China’s LGBTQ Population

Until 1999, the Chinese government had outlawed homosexual behaviors, and homosexuality was removed from the Chinese Psychiatric Association’s list of mental disorders in 2001. What I found through my research project is that attitudes towards LGBTQ identity vary greatly from person to person. Young people in China (especially in urban centers like Beijing and Shanghai) are understanding and largely accepting of queer culture, while others, as one Beijinger I interviewed in 2012 explained, “don’t even know the word gay…[we] don’t know of its existence.” At this point in time, queer identity is not widely discussed in China, though many urban-dwelling Chinese are becoming more aware of topics of minority-sexuality.

In a climate that does not receive homosexuality openly, it can be difficult for Chinese gays and lesbians to build supportive communities. The act of coming out can be a major difficulty for young Chinese, and few choose to reveal their sexuality to anybody outside of a circle of close friends, who are typically gay themselves.

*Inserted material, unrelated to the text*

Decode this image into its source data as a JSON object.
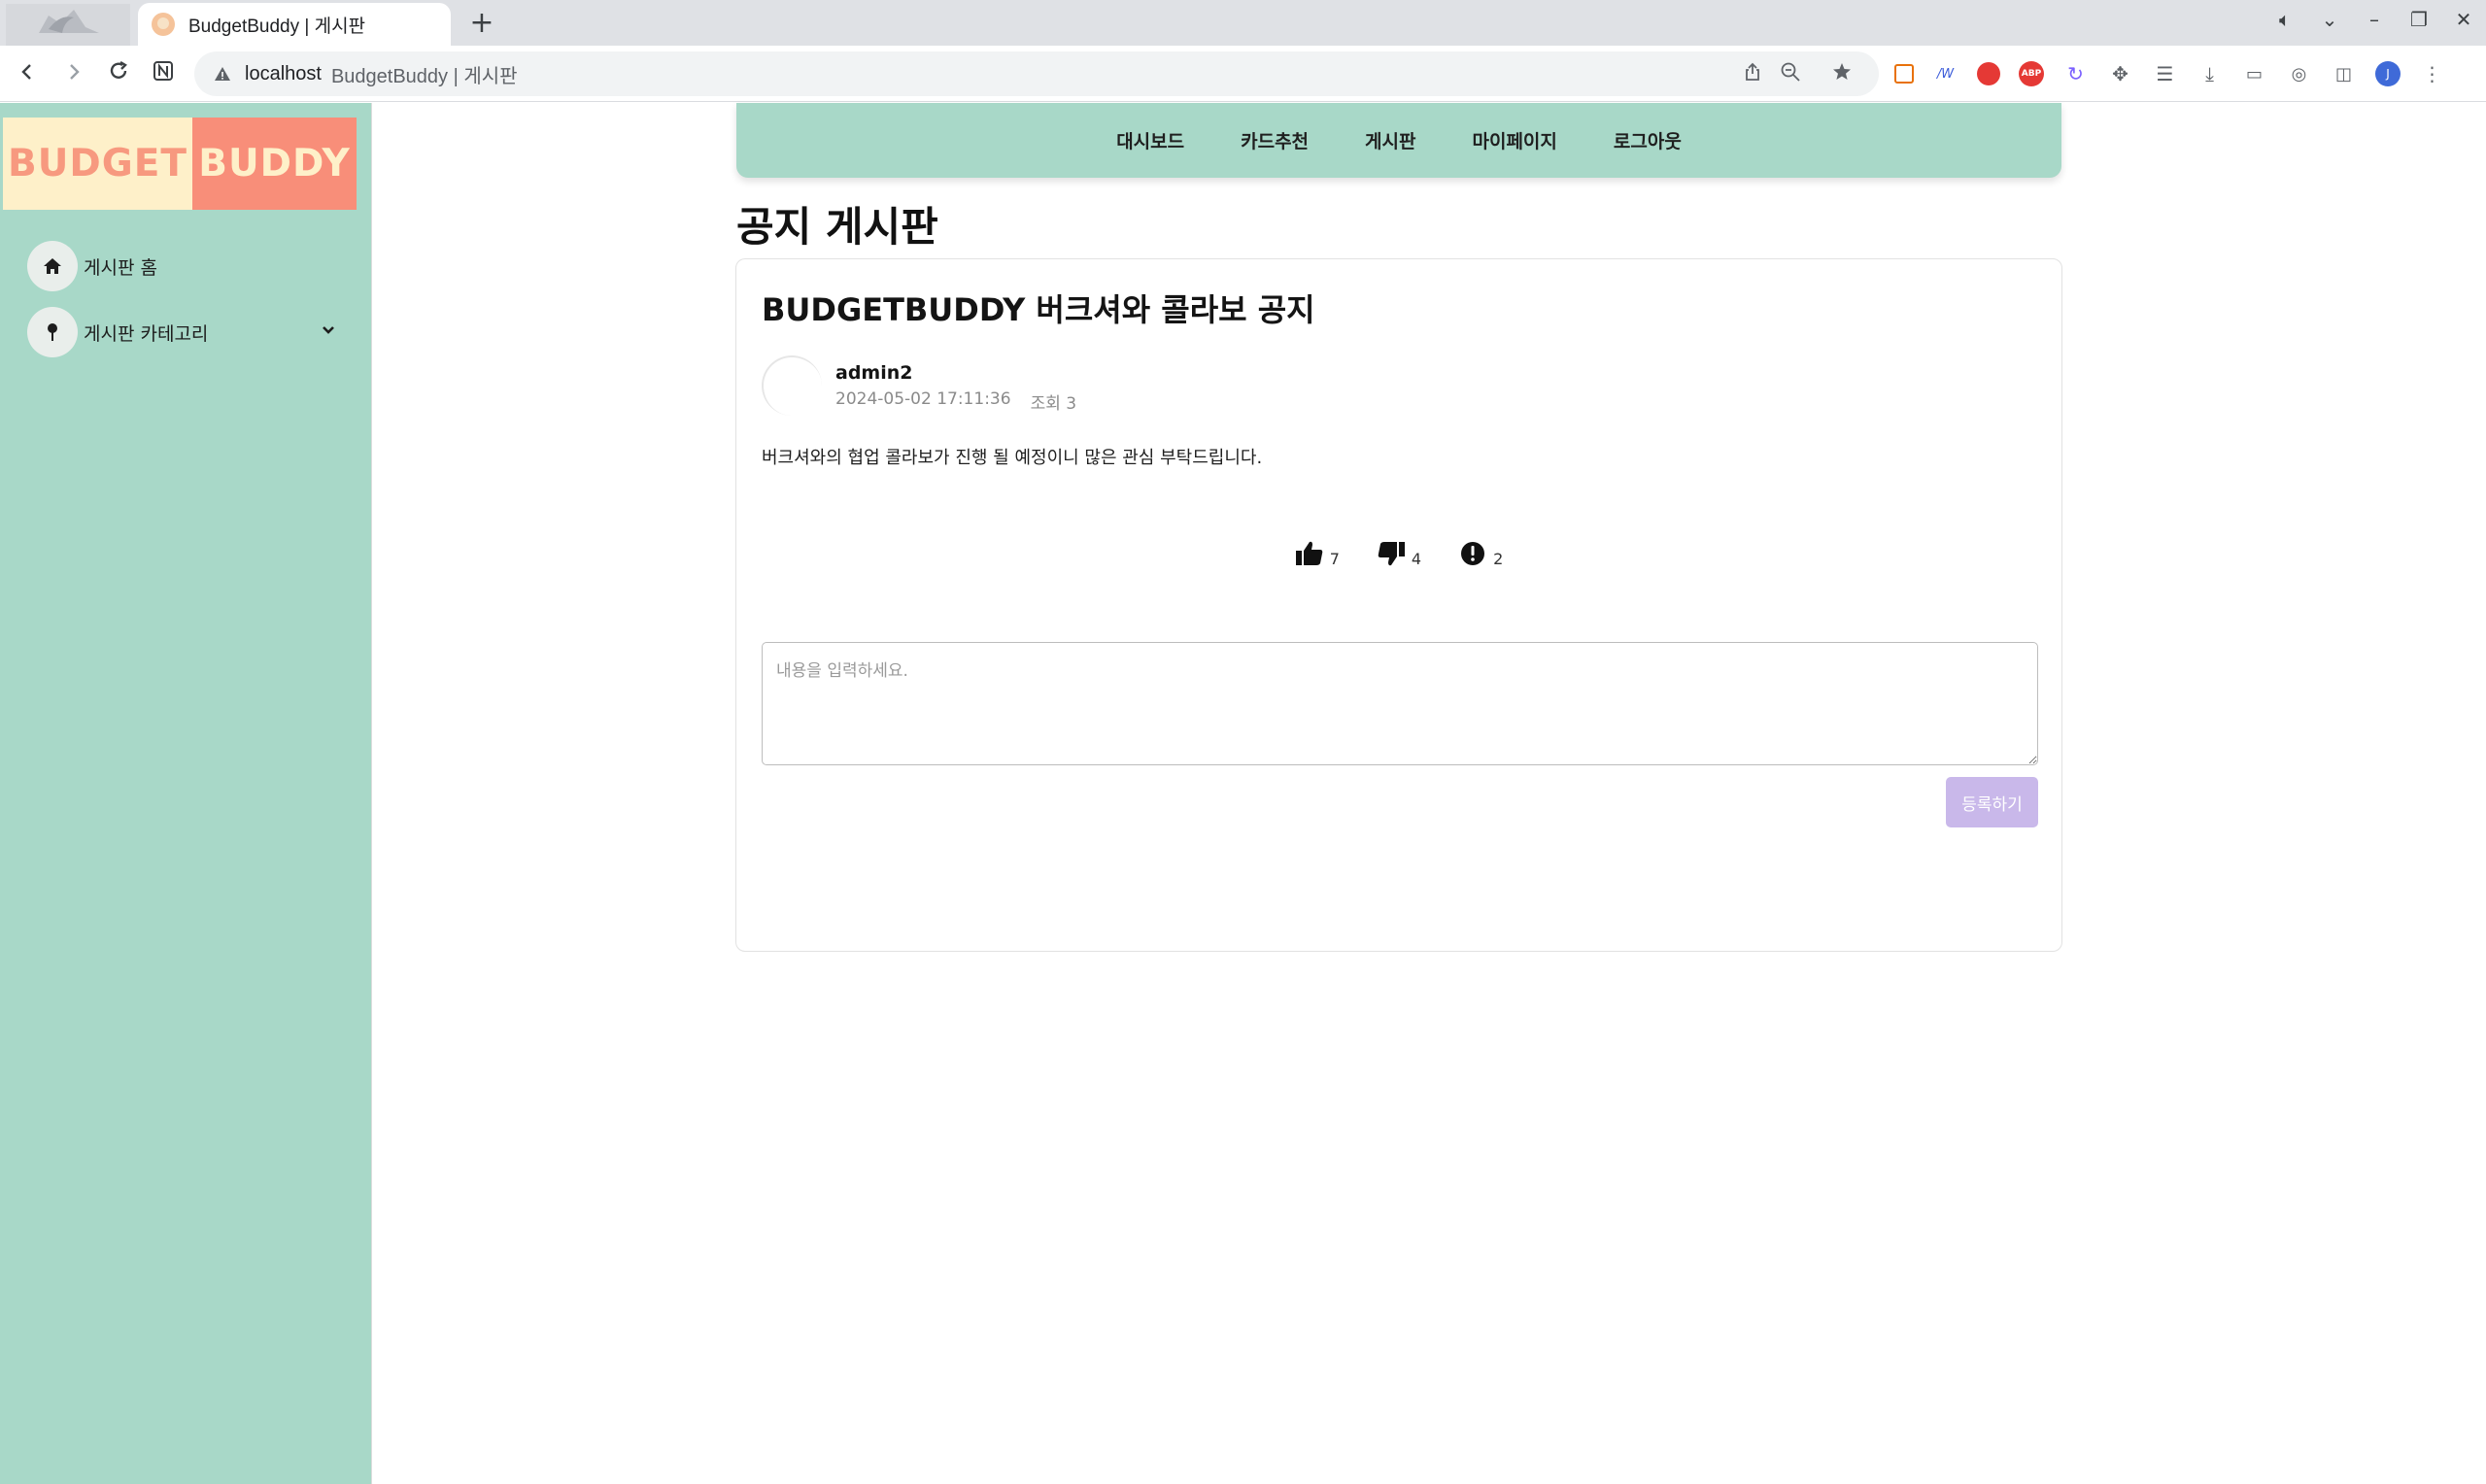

This leaves family members, especially parents, completely in the dark and oftentimes concerned when their child becomes a certain age and has not expressed any interest in marrying, for example.

My Experience As a Gay Student in China

As much of my semester was focused on my research project, studying the gay and lesbian population in China, I was probably more aware of the issue than many other international LGB students. Although a gay or lesbian student interested in studying at TBC may be concerned with how their sexual identity will be received in another culture, it might be relieving to know that even same-sex friends tend to be visibly affectionate. Several organizations in Beijing serve the LGBTQ population. Perhaps the most accessible is the Beijing LGBT Center, and more information can be found on their Facebook page: www.facebook.com/bjlgbtcenter. The Beijing Center faculty and staff are also great allies, and the Division of Student Life has even been recognized with international awards for their work to support the LGBTQ student community at TBC.

The View of Women in China

Jamie Martines
TBC 2011-2012

I graduated from Georgetown University in May 2013 with a degree in Culture and Politics from the School of Foreign Service. I started studying Mandarin my first year at Georgetown and ultimately made the study of Chinese domestic politics the focus of my major.

The View of Women in China

In China, women have historically been perceived as the subservient gender. For example, the practice of foot binding dates back to the Song dynasty (960-1279 AD), during which time the painful procedure was viewed as a status symbol and sign of beauty. Some scholars argue this practice furthered female subjugation by making women more dependent on men (their crippled state prevented them from working and providing for themselves) and objectifying their appearance.

In addition, Chinese cultural traditions surrounding marriage have also influenced the status of women in Chinese society. Traditionally, when a man and woman get married, the woman leaves her family and marries into her husband’s family. This practice has perpetuated a culture of favoring male children, because they are guaranteed to stay in the family and provide for their parents and grandparents throughout adulthood.

Today, these customs have largely faded out of practice; however, the repercussions are still felt. While recent studies state that Chinese businesses rank highest in the world for employing women in senior management roles, women are still not completely equal to men professionally or socially. Generally, women are pressured to settle down early and tend to the home, while men are encouraged to pursue careers and higher education.

My Experience As a Female Student in China

Over the course of the ten months I lived in Beijing and traveling in China, I generally felt comfortable and safe. That being said, I also feel that my sense of security as a woman in China stems from the precautions I took ahead of time. By educating myself about the cultural norms in China, I was able to avoid any potentially awkward or uncomfortable situation before they arose.